Worse, dramatic flooding and natural disaster events will only intensify as the melted ice will change the chemistry of the water. Gases, particles and long-dormant pathogens like anthrax released from permafrost will not only increase the warming of the Earth but pose a major public health threat. 

We must use every tool within our means to prevent these consequences, including transitioning to a 100 percent clean energy economy and protecting the Arctic from further resource development and militarization by signing the MAPS treaty. MAPS ensures continued protection of the Arctic Ocean’s living resources while also maintaining peace and international cooperation between all our great nations. MAPS also catalyzes a global shift to sustainable energy and development. 
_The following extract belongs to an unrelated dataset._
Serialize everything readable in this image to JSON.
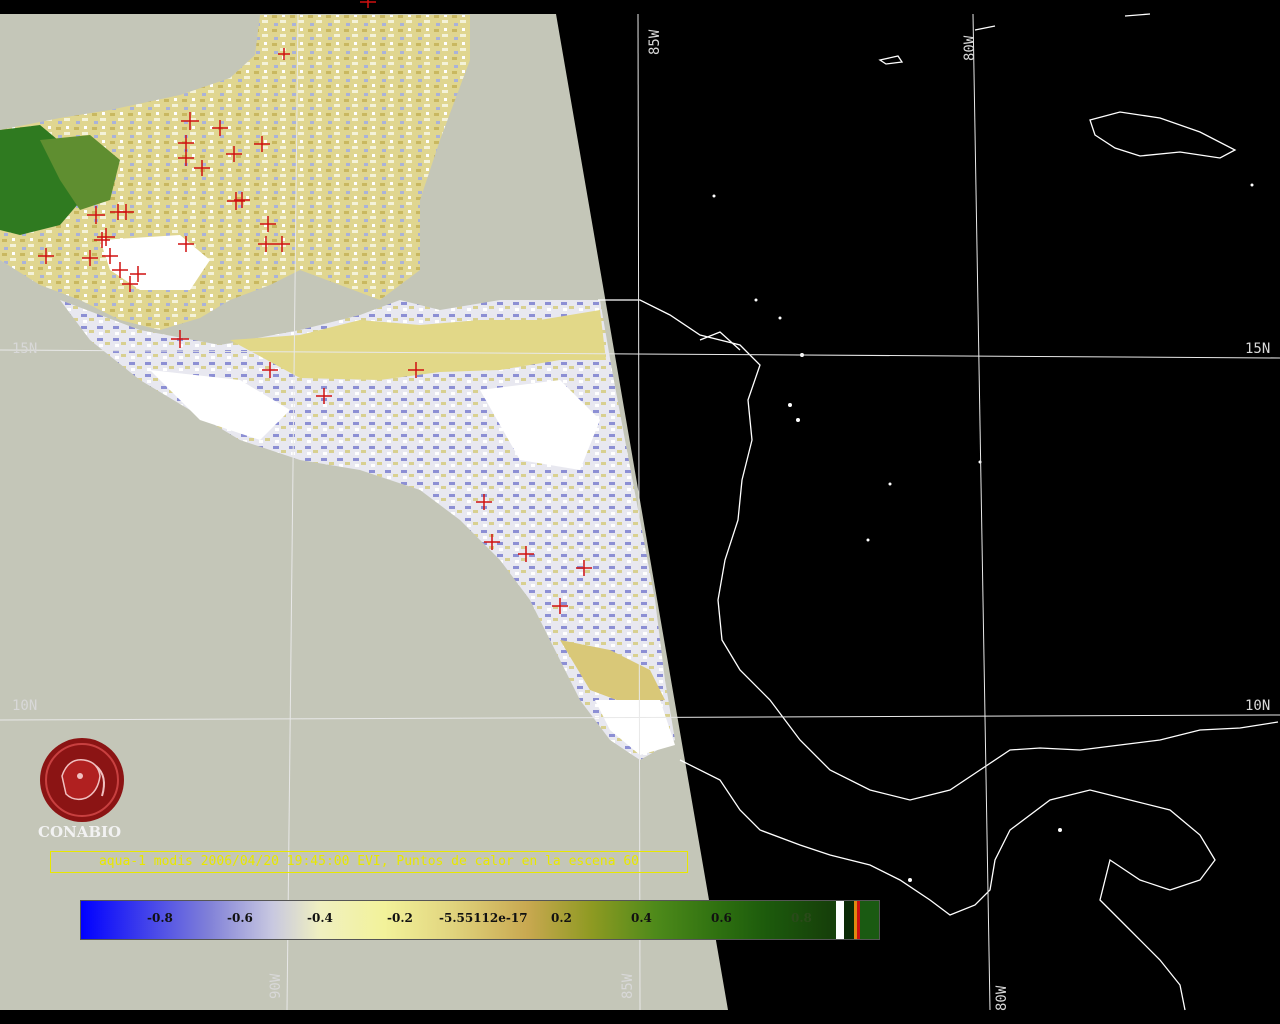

Our collective response to COVID-19 has shown that we can come together to combat a crisis. I challenge all of us to find that same urgency and passion to combat the climate crisis right now, as what we do, or don’t do, today will affect generations to come.

Juan Hernandez is a health care worker and an ambassador to the Marine Arctic Peace Sanctuary. He lives in Chesapeake.

Our stories may be republished online or in print under Creative Commons license CC BY-NC-ND 4.0. We ask that you edit only for style or to shorten, provide proper attribution and link to our web site. Please see our republishing guidelines for use of photos and graphics.

Guest Column
Guest Column

Views of guest columnists are their own. To submit an op-ed for consideration, contact Editor Robert Zullo at [email protected]